A higher P/E ratio means that buyers have to pay a higher price for each $1 the company has earned over the last year. That isn’t a good or a bad thing on its own, but a high P/E means that buyers have a higher opinion of the business’s prospects, relative to stocks with a lower P/E.
How Growth Rates Impact P/E Ratios
If earnings fall then in the future the ‘E’ will be lower. That means unless the share price falls, the P/E will increase in a few years. So while a stock may look cheap based on past earnings, it could be expensive based on future earnings.
China Distance Education Holdings shrunk earnings per share by 22% over the last year. And over the longer term (5 years) earnings per share have decreased 7.0% annually. This could justify a pessimistic P/E.
How Does China Distance Education Holdings’s P/E Ratio Compare To Its Peers?
We can get an indication of market expectations by looking at the P/E ratio. We can see in the image below that the average P/E (23.7) for companies in the consumer services industry is higher than China Distance Education Holdings’s P/E.
This suggests that market participants think China Distance Education Holdings will underperform other companies in its industry. Since the market seems unimpressed with China Distance Education Holdings, it’s quite possible it could surprise on the upside. It is arguably worth checking if insiders are buying shares, because that might imply they believe the stock is undervalued.
A Limitation: P/E Ratios Ignore Debt and Cash In The Bank
It’s important to note that the P/E ratio considers the market capitalization, not the enterprise value. In other words, it does not consider any debt or cash that the company may have on the balance sheet. Theoretically, a business can improve its earnings (and produce a lower P/E in the future), by taking on debt (or spending its remaining cash).

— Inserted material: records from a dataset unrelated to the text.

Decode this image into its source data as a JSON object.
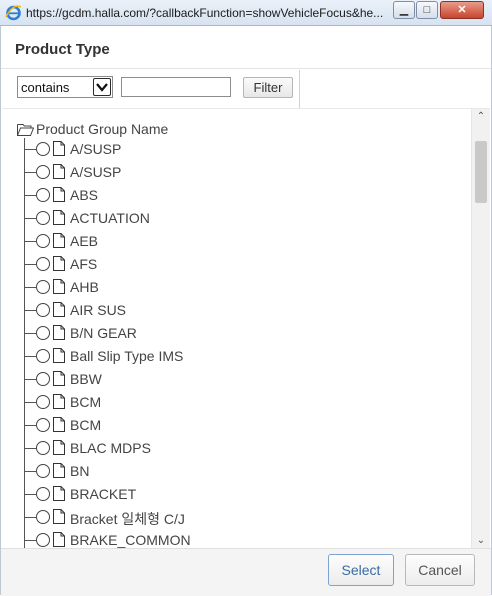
{
  "window": {
    "url": "https://gcdm.halla.com/?callbackFunction=showVehicleFocus&he...",
    "colors": {
      "titlebar": "#dbe6f3",
      "close": "#c7452c"
    }
  },
  "dialog": {
    "title": "Product Type",
    "filter": {
      "operator": "contains",
      "operator_options": [
        "contains"
      ],
      "value": "",
      "button_label": "Filter"
    },
    "tree": {
      "root_label": "Product Group Name",
      "items": [
        "A/SUSP",
        "A/SUSP",
        "ABS",
        "ACTUATION",
        "AEB",
        "AFS",
        "AHB",
        "AIR SUS",
        "B/N GEAR",
        "Ball Slip Type IMS",
        "BBW",
        "BCM",
        "BCM",
        "BLAC MDPS",
        "BN",
        "BRACKET",
        "Bracket 일체형 C/J",
        "BRAKE_COMMON"
      ]
    },
    "footer": {
      "select_label": "Select",
      "cancel_label": "Cancel"
    }
  }
}
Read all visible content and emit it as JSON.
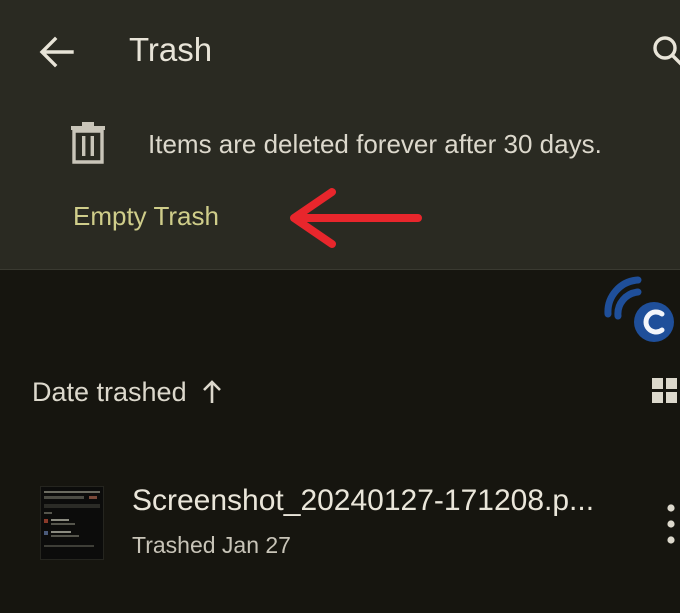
{
  "header": {
    "title": "Trash",
    "back_icon": "arrow-left-icon",
    "search_icon": "search-icon"
  },
  "banner": {
    "icon": "trash-can-icon",
    "message": "Items are deleted forever after 30 days.",
    "action_label": "Empty Trash",
    "action_color": "#cfcd8a"
  },
  "annotation": {
    "icon": "red-arrow-left-icon",
    "color": "#e8262c"
  },
  "watermark": {
    "icon": "c-logo-watermark-icon",
    "color": "#1f4f9a"
  },
  "sort": {
    "label": "Date trashed",
    "direction_icon": "arrow-up-icon",
    "view_icon": "grid-view-icon"
  },
  "files": [
    {
      "name": "Screenshot_20240127-171208.p...",
      "meta": "Trashed Jan 27",
      "thumbnail_icon": "screenshot-thumbnail-icon",
      "more_icon": "more-vertical-icon"
    }
  ],
  "colors": {
    "panel_bg": "#2a2a22",
    "page_bg": "#16150f",
    "text_primary": "#e8e4d8"
  }
}
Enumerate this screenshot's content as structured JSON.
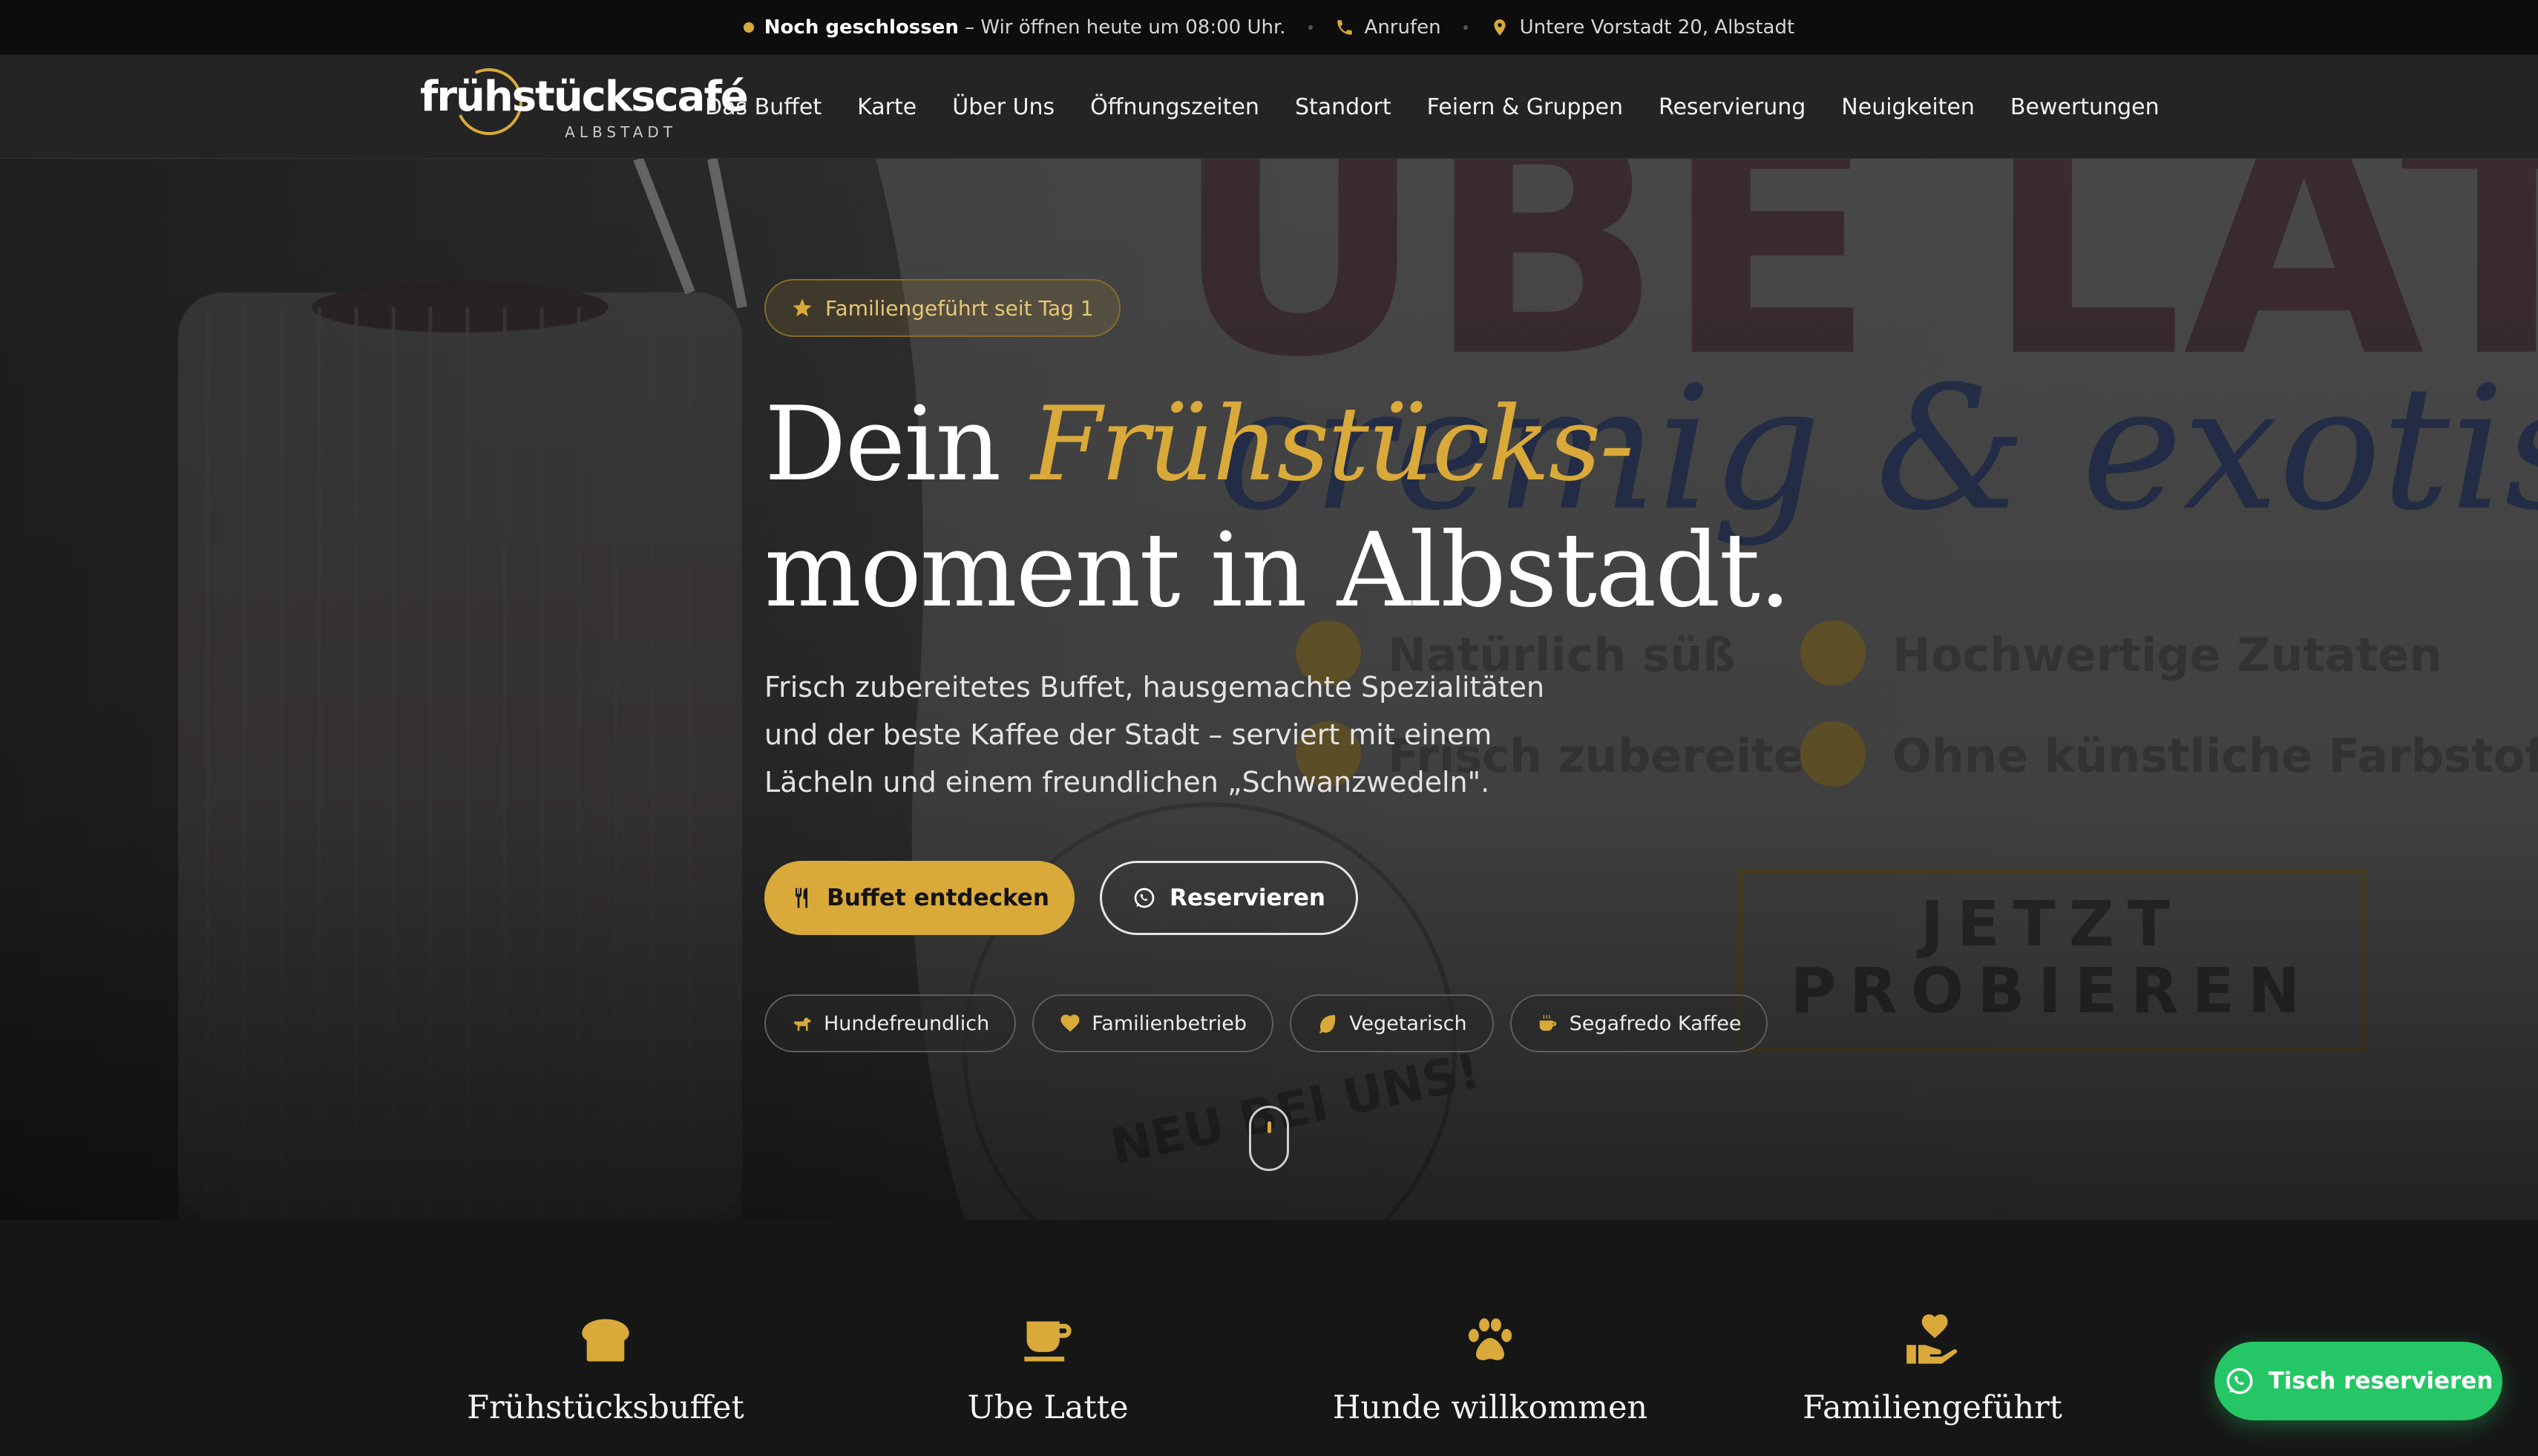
{
  "colors": {
    "accent": "#d9a93a",
    "whatsapp": "#25c665",
    "nav_bg": "#242424",
    "topbar_bg": "#0d0d0d"
  },
  "topbar": {
    "status_strong": "Noch geschlossen",
    "status_text": " – Wir öffnen heute um 08:00 Uhr.",
    "call_label": "Anrufen",
    "address": "Untere Vorstadt 20, Albstadt",
    "icons": [
      "status-dot-icon",
      "phone-icon",
      "map-pin-icon"
    ]
  },
  "logo": {
    "main": "frühstückscafé",
    "sub": "ALBSTADT"
  },
  "nav": {
    "items": [
      "Das Buffet",
      "Karte",
      "Über Uns",
      "Öffnungszeiten",
      "Standort",
      "Feiern & Gruppen",
      "Reservierung",
      "Neuigkeiten",
      "Bewertungen"
    ]
  },
  "hero": {
    "badge": "Familiengeführt seit Tag 1",
    "headline_1": "Dein ",
    "headline_accent": "Frühstücks-",
    "headline_2": "moment in Albstadt.",
    "lead": "Frisch zubereitetes Buffet, hausgemachte Spezialitäten und der beste Kaffee der Stadt – serviert mit einem Lächeln und einem freundlichen „Schwanzwedeln\".",
    "primary_button": "Buffet entdecken",
    "secondary_button": "Reservieren",
    "chips": [
      "Hundefreundlich",
      "Familienbetrieb",
      "Vegetarisch",
      "Segafredo Kaffee"
    ],
    "background_poster": {
      "title": "UBE LATTE",
      "script": "cremig & exotisch",
      "checks": [
        "Natürlich süß",
        "Hochwertige Zutaten",
        "Frisch zubereitet",
        "Ohne künstliche Farbstoffe"
      ],
      "cta": "JETZT PROBIEREN",
      "stamp": "NEU BEI UNS!"
    }
  },
  "features": [
    {
      "label": "Frühstücksbuffet",
      "icon": "bread-icon"
    },
    {
      "label": "Ube Latte",
      "icon": "coffee-cup-icon"
    },
    {
      "label": "Hunde willkommen",
      "icon": "paw-icon"
    },
    {
      "label": "Familiengeführt",
      "icon": "heart-hand-icon"
    }
  ],
  "fab": {
    "label": "Tisch reservieren"
  }
}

Spending on growth might be good or bad a few years later, but the point is that the P/E ratio does not account for the option (or lack thereof).
Is Debt Impacting China Distance Education Holdings’s P/E?
China Distance Education Holdings has net debt worth just 6.2% of its market capitalization. It would probably trade on a higher P/E ratio if it had a lot of cash, but I doubt it is having a big impact.
The Verdict On China Distance Education Holdings’s P/E Ratio
China Distance Education Holdings trades on a P/E ratio of 21.2, which is above the US market average of 17.1. With some debt but no EPS growth last year, the market has high expectations of future profits.
Investors have an opportunity when market expectations about a stock are wrong. As value investor Benjamin Graham famously said, ‘In the short run, the market is a voting machine but in the long run, it is a weighing machine.’ We don’t have analyst forecasts, but you could get a better understanding of its growth by checking out this more detailed historical graph of earnings, revenue and cash flow.
But note: China Distance Education Holdings may not be the best stock to buy. So take a peek at this free list of interesting companies with strong recent earnings growth (and a P/E ratio below 20).
To help readers see past the short term volatility of the financial market, we aim to bring you a long-term focused research analysis purely driven by fundamental data. Note that our analysis does not factor in the latest price-sensitive company announcements.
The author is an independent contributor and at the time of publication had no position in the stocks mentioned. For errors that warrant correction please contact the editor at email@example.com.